START Supplied records
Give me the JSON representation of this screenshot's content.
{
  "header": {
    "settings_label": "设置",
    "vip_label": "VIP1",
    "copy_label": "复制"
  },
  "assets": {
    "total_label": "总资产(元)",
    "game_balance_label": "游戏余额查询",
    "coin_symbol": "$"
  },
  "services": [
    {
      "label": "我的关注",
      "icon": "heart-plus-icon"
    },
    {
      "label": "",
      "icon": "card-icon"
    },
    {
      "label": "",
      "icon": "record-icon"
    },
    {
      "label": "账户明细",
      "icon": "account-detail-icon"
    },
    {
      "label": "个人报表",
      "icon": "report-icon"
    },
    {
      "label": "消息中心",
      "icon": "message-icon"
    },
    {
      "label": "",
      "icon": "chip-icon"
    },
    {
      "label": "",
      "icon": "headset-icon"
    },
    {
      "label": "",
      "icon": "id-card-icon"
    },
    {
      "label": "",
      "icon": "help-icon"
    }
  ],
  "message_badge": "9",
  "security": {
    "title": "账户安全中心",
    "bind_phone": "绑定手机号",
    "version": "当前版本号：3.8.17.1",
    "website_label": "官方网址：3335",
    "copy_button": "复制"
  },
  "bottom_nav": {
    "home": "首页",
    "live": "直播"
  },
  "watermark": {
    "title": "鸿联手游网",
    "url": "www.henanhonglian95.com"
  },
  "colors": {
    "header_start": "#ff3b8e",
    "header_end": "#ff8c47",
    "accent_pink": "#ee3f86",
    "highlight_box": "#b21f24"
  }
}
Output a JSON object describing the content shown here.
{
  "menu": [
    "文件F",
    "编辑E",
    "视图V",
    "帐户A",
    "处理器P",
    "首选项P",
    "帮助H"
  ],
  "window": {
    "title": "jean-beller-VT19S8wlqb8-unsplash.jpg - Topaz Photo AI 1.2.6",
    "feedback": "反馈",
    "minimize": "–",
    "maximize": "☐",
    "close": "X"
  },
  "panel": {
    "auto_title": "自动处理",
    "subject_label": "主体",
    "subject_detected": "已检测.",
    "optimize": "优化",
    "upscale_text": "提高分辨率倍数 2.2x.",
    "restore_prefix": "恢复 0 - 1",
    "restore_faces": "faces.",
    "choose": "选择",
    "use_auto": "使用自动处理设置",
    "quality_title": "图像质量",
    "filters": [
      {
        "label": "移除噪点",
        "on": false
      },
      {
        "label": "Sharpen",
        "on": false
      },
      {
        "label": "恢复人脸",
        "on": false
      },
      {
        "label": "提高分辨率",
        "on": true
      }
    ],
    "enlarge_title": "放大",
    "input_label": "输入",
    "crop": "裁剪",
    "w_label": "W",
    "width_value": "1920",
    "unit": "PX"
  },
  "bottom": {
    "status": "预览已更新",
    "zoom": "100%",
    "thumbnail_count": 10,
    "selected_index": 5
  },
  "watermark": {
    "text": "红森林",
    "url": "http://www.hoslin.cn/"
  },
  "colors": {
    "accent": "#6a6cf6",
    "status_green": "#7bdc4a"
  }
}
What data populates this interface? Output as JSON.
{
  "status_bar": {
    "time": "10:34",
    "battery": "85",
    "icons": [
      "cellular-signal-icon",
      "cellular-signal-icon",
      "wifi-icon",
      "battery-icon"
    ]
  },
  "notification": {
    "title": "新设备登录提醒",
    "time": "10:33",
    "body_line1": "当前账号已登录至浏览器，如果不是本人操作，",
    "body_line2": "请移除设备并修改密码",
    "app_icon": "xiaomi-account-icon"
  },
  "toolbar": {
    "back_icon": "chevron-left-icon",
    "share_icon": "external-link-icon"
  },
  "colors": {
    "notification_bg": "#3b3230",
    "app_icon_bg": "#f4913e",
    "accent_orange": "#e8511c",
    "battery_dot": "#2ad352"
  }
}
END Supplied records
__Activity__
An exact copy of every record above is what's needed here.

__Solution to this exercise__
Give me the JSON representation of this screenshot's content.
{
  "header": {
    "settings_label": "设置",
    "vip_label": "VIP1",
    "copy_label": "复制"
  },
  "assets": {
    "total_label": "总资产(元)",
    "game_balance_label": "游戏余额查询",
    "coin_symbol": "$"
  },
  "services": [
    {
      "label": "我的关注",
      "icon": "heart-plus-icon"
    },
    {
      "label": "",
      "icon": "card-icon"
    },
    {
      "label": "",
      "icon": "record-icon"
    },
    {
      "label": "账户明细",
      "icon": "account-detail-icon"
    },
    {
      "label": "个人报表",
      "icon": "report-icon"
    },
    {
      "label": "消息中心",
      "icon": "message-icon"
    },
    {
      "label": "",
      "icon": "chip-icon"
    },
    {
      "label": "",
      "icon": "headset-icon"
    },
    {
      "label": "",
      "icon": "id-card-icon"
    },
    {
      "label": "",
      "icon": "help-icon"
    }
  ],
  "message_badge": "9",
  "security": {
    "title": "账户安全中心",
    "bind_phone": "绑定手机号",
    "version": "当前版本号：3.8.17.1",
    "website_label": "官方网址：3335",
    "copy_button": "复制"
  },
  "bottom_nav": {
    "home": "首页",
    "live": "直播"
  },
  "watermark": {
    "title": "鸿联手游网",
    "url": "www.henanhonglian95.com"
  },
  "colors": {
    "header_start": "#ff3b8e",
    "header_end": "#ff8c47",
    "accent_pink": "#ee3f86",
    "highlight_box": "#b21f24"
  }
}
Output a JSON object describing the content shown here.
{
  "menu": [
    "文件F",
    "编辑E",
    "视图V",
    "帐户A",
    "处理器P",
    "首选项P",
    "帮助H"
  ],
  "window": {
    "title": "jean-beller-VT19S8wlqb8-unsplash.jpg - Topaz Photo AI 1.2.6",
    "feedback": "反馈",
    "minimize": "–",
    "maximize": "☐",
    "close": "X"
  },
  "panel": {
    "auto_title": "自动处理",
    "subject_label": "主体",
    "subject_detected": "已检测.",
    "optimize": "优化",
    "upscale_text": "提高分辨率倍数 2.2x.",
    "restore_prefix": "恢复 0 - 1",
    "restore_faces": "faces.",
    "choose": "选择",
    "use_auto": "使用自动处理设置",
    "quality_title": "图像质量",
    "filters": [
      {
        "label": "移除噪点",
        "on": false
      },
      {
        "label": "Sharpen",
        "on": false
      },
      {
        "label": "恢复人脸",
        "on": false
      },
      {
        "label": "提高分辨率",
        "on": true
      }
    ],
    "enlarge_title": "放大",
    "input_label": "输入",
    "crop": "裁剪",
    "w_label": "W",
    "width_value": "1920",
    "unit": "PX"
  },
  "bottom": {
    "status": "预览已更新",
    "zoom": "100%",
    "thumbnail_count": 10,
    "selected_index": 5
  },
  "watermark": {
    "text": "红森林",
    "url": "http://www.hoslin.cn/"
  },
  "colors": {
    "accent": "#6a6cf6",
    "status_green": "#7bdc4a"
  }
}
What data populates this interface? Output as JSON.
{
  "status_bar": {
    "time": "10:34",
    "battery": "85",
    "icons": [
      "cellular-signal-icon",
      "cellular-signal-icon",
      "wifi-icon",
      "battery-icon"
    ]
  },
  "notification": {
    "title": "新设备登录提醒",
    "time": "10:33",
    "body_line1": "当前账号已登录至浏览器，如果不是本人操作，",
    "body_line2": "请移除设备并修改密码",
    "app_icon": "xiaomi-account-icon"
  },
  "toolbar": {
    "back_icon": "chevron-left-icon",
    "share_icon": "external-link-icon"
  },
  "colors": {
    "notification_bg": "#3b3230",
    "app_icon_bg": "#f4913e",
    "accent_orange": "#e8511c",
    "battery_dot": "#2ad352"
  }
}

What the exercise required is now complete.